In Windows you often can’t open a file already in use. I don’t know what
the accepted method is there.

Cameron Simpson

A file open in Windows specifies the allowed read/execute (1), write/append (2), and delete/rename (4) access sharing. The file’s share access is checked and updated atomically by the filesystem driver in the kernel, so there is no race condition.

If you don’t want to share write and delete access, then call CreateFile() with dwShareMode = FILE_SHARE_READ. If the file is currently open with FILE_WRITE_DATA, FILE_APPEND_DATA, or DELETE access, the open will fail with ERROR_SHARING_VIOLATION (32). Of course, turnabout is fair play, so if you’re requesting FILE_READ_DATA or FILE_EXECUTE access, and the file is currently open without read access sharing, the open will also fail with a sharing violation. If the open succeeds, then as long as the open exists (i.e. as long as the kernel file object has one or more handles), the file cannot be opened again with write, append, or delete (rename) access.

Python’s builtin open() shares read and write access, but not delete access. If you need a different share mode, you’ll have to call CreateFile directly via ctypes or PyWin32’s win32file module.

Hi Eryk Sun,

You’re referring to CreateFile, but what about opening an existing file?

Thank you very much,

in details I’m interesting in linux system

Linux is basicly POSIX compatible, like the UNIXen are.

Cameron Simpson

CreateFile is also called to open a Device object or filesystem file/directory. The “File” that’s created is actually a kernel File object that references the Device object or filesystem file/directory. In the latter case, it’s either newly created or already existing. The dwCreationDisposition parameter determines the result:

  • CREATE_NEW - create a new file or fail if it already exists
  • CREATE_ALWAYS - create a new file or overwrite an existing file
  • OPEN_ALWAYS - open an existing file or create a new file
  • OPEN_EXISTING - open an existing file or fail if it doesn’t exist
  • TRUNCATE_EXISTING - open an existing file and truncate it, or fail if it doesn’t exist

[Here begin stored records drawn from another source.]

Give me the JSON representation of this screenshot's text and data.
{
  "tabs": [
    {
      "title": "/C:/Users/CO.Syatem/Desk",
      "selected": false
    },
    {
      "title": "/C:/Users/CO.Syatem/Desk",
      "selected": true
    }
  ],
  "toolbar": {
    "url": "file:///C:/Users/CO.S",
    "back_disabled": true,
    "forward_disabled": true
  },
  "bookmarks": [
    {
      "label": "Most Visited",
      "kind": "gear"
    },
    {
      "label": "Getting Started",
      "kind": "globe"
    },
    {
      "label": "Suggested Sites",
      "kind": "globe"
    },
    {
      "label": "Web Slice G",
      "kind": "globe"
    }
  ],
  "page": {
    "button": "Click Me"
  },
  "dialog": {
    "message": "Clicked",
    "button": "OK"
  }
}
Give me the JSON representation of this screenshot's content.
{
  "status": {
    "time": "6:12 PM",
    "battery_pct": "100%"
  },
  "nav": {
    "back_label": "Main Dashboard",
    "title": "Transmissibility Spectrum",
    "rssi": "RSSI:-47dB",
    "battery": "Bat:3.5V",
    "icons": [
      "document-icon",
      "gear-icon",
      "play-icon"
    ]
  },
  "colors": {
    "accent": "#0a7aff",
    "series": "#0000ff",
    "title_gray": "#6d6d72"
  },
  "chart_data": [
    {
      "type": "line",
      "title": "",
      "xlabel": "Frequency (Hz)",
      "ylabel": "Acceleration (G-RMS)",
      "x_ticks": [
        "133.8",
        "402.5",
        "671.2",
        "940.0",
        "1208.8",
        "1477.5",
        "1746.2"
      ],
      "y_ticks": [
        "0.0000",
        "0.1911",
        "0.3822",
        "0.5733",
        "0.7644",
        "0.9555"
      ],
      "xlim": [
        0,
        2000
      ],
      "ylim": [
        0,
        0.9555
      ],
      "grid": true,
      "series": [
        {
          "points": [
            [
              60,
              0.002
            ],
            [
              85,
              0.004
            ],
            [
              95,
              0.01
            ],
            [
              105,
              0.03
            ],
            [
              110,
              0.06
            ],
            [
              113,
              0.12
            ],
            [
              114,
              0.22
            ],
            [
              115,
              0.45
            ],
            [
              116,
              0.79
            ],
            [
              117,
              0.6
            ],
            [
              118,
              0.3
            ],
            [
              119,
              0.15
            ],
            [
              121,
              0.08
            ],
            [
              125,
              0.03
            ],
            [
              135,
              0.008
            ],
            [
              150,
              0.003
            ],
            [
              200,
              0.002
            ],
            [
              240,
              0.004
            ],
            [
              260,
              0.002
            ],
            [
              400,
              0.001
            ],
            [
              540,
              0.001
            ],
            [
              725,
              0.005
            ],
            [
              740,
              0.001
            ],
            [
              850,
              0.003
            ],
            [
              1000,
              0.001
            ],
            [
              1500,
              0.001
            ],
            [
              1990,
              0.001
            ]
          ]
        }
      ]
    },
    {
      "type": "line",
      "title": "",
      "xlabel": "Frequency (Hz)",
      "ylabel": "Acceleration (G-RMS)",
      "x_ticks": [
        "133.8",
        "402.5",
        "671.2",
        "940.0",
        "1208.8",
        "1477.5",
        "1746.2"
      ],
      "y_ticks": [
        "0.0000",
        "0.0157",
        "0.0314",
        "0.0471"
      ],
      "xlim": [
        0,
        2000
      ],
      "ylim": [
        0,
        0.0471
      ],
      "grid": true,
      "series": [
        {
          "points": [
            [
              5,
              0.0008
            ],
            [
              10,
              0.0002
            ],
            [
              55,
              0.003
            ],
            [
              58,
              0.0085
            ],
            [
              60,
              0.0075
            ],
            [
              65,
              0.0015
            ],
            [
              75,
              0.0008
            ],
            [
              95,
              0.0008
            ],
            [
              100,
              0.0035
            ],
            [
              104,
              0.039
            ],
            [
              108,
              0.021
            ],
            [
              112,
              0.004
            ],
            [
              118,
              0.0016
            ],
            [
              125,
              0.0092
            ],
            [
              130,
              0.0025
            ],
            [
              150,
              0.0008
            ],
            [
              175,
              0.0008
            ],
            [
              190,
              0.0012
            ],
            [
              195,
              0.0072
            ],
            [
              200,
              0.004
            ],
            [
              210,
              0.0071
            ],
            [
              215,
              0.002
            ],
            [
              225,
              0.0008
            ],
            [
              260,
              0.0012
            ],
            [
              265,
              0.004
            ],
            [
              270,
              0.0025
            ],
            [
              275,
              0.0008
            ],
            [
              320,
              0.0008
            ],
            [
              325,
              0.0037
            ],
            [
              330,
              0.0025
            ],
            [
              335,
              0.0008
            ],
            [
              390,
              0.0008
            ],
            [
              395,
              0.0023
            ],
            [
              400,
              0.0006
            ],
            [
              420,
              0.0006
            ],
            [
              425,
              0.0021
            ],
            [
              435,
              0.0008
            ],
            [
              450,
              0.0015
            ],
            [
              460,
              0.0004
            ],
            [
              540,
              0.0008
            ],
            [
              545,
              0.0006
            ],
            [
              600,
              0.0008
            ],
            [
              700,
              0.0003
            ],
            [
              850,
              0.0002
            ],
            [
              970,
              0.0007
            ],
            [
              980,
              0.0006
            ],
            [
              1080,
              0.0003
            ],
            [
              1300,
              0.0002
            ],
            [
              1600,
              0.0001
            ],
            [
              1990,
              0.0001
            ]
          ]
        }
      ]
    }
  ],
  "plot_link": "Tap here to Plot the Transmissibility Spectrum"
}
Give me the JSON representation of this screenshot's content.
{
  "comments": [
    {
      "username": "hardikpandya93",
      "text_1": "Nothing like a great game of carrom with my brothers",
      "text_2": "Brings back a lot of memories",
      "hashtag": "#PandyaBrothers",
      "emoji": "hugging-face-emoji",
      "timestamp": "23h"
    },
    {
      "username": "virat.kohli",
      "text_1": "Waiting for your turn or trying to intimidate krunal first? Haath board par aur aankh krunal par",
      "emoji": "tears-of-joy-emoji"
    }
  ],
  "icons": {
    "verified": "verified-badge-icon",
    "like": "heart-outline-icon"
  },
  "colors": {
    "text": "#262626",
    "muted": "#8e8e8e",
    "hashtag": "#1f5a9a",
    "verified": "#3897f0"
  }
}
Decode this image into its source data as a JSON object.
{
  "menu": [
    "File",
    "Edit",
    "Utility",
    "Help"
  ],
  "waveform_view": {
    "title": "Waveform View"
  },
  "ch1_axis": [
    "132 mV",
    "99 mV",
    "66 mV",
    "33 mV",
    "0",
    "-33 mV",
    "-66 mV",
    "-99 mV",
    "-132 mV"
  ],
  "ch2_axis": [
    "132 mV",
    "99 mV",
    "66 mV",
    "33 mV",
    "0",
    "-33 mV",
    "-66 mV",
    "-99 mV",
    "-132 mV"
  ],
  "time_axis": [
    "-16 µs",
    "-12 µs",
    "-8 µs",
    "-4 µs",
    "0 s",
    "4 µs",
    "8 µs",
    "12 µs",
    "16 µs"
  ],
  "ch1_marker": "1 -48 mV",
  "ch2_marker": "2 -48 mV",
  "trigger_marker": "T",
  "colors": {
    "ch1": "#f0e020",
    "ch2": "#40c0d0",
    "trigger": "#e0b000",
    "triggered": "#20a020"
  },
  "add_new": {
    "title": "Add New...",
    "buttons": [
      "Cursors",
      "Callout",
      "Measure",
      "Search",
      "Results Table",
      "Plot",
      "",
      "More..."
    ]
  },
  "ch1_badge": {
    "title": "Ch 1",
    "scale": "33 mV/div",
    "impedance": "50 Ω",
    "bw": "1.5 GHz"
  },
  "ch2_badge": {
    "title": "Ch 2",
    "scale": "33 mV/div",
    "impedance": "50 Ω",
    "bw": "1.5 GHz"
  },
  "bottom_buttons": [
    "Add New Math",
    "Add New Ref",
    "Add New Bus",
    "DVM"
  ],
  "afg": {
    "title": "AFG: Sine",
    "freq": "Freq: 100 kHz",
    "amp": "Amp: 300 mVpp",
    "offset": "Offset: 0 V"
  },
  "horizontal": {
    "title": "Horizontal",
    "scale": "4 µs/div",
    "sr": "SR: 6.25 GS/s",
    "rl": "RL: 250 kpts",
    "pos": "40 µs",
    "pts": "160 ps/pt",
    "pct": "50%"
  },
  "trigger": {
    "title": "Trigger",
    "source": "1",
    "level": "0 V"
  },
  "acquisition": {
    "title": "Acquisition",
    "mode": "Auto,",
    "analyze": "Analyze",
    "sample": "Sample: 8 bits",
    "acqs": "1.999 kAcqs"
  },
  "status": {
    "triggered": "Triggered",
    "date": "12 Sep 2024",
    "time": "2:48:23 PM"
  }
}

If the creation disposition is CREATE_ALWAYS or OPEN_ALWAYS, and the call opens an existing file, it succeeds with the thread’s last error value set to ERROR_ALREADY_EXISTS. This is one of the few cases for which it’s correct to call GetLastError() after a successful call. Usually only a failed call sets the thread’s last error value.

On Linux, you can get a list of open files from the lsof command:

Note that this is not a Python command – you will need to write some
code to call that external command and parse the output. Do you need
help with that?

Keep in mind that this leaves you open to “time of check to time of use”

  • Process 1: you check that the file is not open; it is not open so you
    think it is safe to open it;

  • Process 2 opens the file;

  • Process 1: you open the file as well.

Using locks may help a bit, but they are only advisory: other
processes may not honour your locks.

You may be able to enable mandatory file locking:

although some Linux kernels allow you to disable mandatory locking

What specifically are you concerned about? Are you worried about random
other programs and processes writing to your files while you are trying
to read them? If you explain your scenario, we may be able to offer some
good advice.

thank you very much Steven, I will try early

Note that the psutil project includes a Process.open_files method, which can give you the same info as the lsof command (with similar caveats).

how about you first read the file and then write True into a another file and then when your original file is going to read the target then it will first read the text file to check if True is written in it or is it False or None.

Hi Devyansh,

How does that process work?

I don’t see how having another file written that contains True will
prevent another process from opening the original file.

If I write a file with “True”, why would it change to “False” or “None”?

it won’t make a difference unless ur original file first checks, here’s an example:
files in the directory:
code in

with open('file.txt','w')as f:
with open('file2.txt','w')as f:
     f.write('your text')

code in

with open('file.txt','r')as f:
if f!='True':
    pass  #read/write the file or whatever ur doing in it

srry for replying late